by DEVIN NUNES
Earlier today, the House Ways and Means Trade Subcommittee held a hearing to discuss the liberalization of trade with Communist Dictator Castro’s government. You can see video of the hearing here.
You can read my full remarks to the committee below:
HEARING REMARKS OF REP. DEVIN NUNES
Ways and Means Subcommittee on Trade
"I do not support liberalizing trade with Cuba, a nation governed by a brutal Communist Dictatorship. To justify this initiative, some may draw parallels with China or other foreign powers that have also been hostile to American freedom. But make no mistake, Cuba is not China and these comparisons are not valid. Here are a few reasons why:
• Cuba, not China, is stoking anti-American sentiment throughout the Western Hemisphere and is openly hostile to our nation.
• Cuba is a state sponsor of terrorism – along with Iran, Syria, and Sudan.
• Cuba is one of a handful of totalitarian states remaining in the world, alongside Burma and North Korea.
• Trade with Cuba means trade with one company – Alimport. Any talk of open trade with Cuba is a distortion. What we are talking about is open trade with Castro’s import/export regime.

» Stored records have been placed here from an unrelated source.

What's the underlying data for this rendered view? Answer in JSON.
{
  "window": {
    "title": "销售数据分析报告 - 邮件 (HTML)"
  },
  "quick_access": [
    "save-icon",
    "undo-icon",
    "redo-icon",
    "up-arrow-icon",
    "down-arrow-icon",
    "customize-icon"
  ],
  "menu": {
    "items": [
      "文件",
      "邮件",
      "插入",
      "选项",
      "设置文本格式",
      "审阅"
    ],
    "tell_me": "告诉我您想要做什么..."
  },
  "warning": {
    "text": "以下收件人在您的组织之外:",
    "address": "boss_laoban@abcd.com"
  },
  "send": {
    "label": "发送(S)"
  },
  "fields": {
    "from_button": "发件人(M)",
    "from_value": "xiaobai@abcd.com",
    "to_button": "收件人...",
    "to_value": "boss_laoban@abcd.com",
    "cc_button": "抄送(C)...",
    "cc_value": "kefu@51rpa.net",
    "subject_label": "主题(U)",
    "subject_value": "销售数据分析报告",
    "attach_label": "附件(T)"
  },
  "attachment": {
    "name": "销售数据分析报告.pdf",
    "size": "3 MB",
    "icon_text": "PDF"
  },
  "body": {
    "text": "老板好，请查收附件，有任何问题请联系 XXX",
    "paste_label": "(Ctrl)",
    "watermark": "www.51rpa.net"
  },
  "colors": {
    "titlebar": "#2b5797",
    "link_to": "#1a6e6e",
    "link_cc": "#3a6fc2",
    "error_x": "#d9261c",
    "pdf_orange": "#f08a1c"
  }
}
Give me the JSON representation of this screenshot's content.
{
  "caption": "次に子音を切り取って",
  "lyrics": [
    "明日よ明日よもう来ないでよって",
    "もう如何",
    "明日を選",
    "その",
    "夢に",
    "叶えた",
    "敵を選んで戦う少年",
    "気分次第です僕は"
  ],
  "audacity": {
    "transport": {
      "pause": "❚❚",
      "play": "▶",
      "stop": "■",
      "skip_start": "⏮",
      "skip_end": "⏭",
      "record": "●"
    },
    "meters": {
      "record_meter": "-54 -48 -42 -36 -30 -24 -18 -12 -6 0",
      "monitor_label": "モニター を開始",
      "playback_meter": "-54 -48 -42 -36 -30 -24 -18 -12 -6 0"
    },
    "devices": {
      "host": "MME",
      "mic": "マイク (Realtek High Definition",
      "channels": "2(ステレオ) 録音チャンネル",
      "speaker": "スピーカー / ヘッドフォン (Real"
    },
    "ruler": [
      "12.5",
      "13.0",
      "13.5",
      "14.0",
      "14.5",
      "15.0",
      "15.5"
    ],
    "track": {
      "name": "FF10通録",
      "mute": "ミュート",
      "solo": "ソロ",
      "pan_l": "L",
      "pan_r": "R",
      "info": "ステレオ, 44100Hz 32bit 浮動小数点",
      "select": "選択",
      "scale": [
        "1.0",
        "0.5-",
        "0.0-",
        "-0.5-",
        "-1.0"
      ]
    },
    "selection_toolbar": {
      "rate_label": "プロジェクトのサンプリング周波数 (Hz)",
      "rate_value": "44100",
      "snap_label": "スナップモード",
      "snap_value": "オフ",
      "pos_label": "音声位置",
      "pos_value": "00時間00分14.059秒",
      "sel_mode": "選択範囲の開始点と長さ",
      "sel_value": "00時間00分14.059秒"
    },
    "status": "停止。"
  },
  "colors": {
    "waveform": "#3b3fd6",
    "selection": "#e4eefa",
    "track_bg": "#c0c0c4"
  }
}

Let me be clear, I am not defending Chinese currency manipulation. And I believe the U.S. has many challenges ahead with respect to our relationship with China. But it is inappropriate and dangerous to use the China model of engagement for the brutal totalitarian regime in Cuba.
And while I understand that American foreign policy has taken on a bold new look and feel under the Obama Administration, I am compelled to ask a basic question: Is this Congress seriously proposing to advance trade with terrorist states before completing work on agreements with Democratic allies and strategic partners?
Trade with Cuba is not a question of economics, it is a matter of geopolitics and American national security.
I recognize that liberalization might make a few Americans a lot of money. And I don’t blame certain elements of our economy, including the California Farm Bureau, for entertaining profits over the larger ideals of freedom and national security.
To my knowledge, no members of the California Farm Bureau have been murdered for their political views. Here is a picture depicting Cubans murdered by the Castro regime.
And it might come as a surprise to supporters of trade with Cuba that killing a cow in that country, without government permission, results in longer prison sentences than killing a human being.
The California Farm Bureau and other exporters do not represent this nation’s national interests. The American people are tired of sectional interests governing our country. As leaders, we are charged with the responsibility of putting aside these narrow interests in favor of the national interest.
As a Representative of California’s number one agriculture district, I can assure you I have done so with respect to Cuba.
Yet, I fear many of my colleagues have lost sight of this responsibility.
While we discuss trade with Cuba, this committee has sat idle while Congressional leaders have blocked consideration of vital agreements with Columbia, Panama, and South Korea.
Our allies in Central and South America are under constant assault by hostile powers – including Venezuela’s Hugo Chavez. Without our support, we leave these friendly Democracies at the mercy of anti America sentiment and militant Marxist ideology.
So I ask, when will the House consider the Columbian and Panamanian agreements?
And while we are asking questions, I would also like to know why so many anti-trade Democrats - those responsible for holding up consideration of important free trade agreements with our Democratic allies - are so intent on liberalizing trade with the Communist Dictatorship in Cuba?
I understand that some in this House may share the Marxist views of Castro and Chavez, but we must all recognize that American freedom is incompatible with these regimes.
And quite frankly, with so many opportunities to enhance trade relationships with democracies, it is utterly incomprehensible that time and tax dollars are being wasted on Cuba. Yet here we sit.
I urge my Democratic colleagues to take a stand one way or the other. Either end the waiting game currently confronting our allies – Columbia, South Korea, and Panama, and give them a vote on their trade agreements. Or kill them now and get on with your agenda.
Perhaps some of my colleagues would be more comfortable negotiating free trade agreements with Iran, North Korea and Venezuela."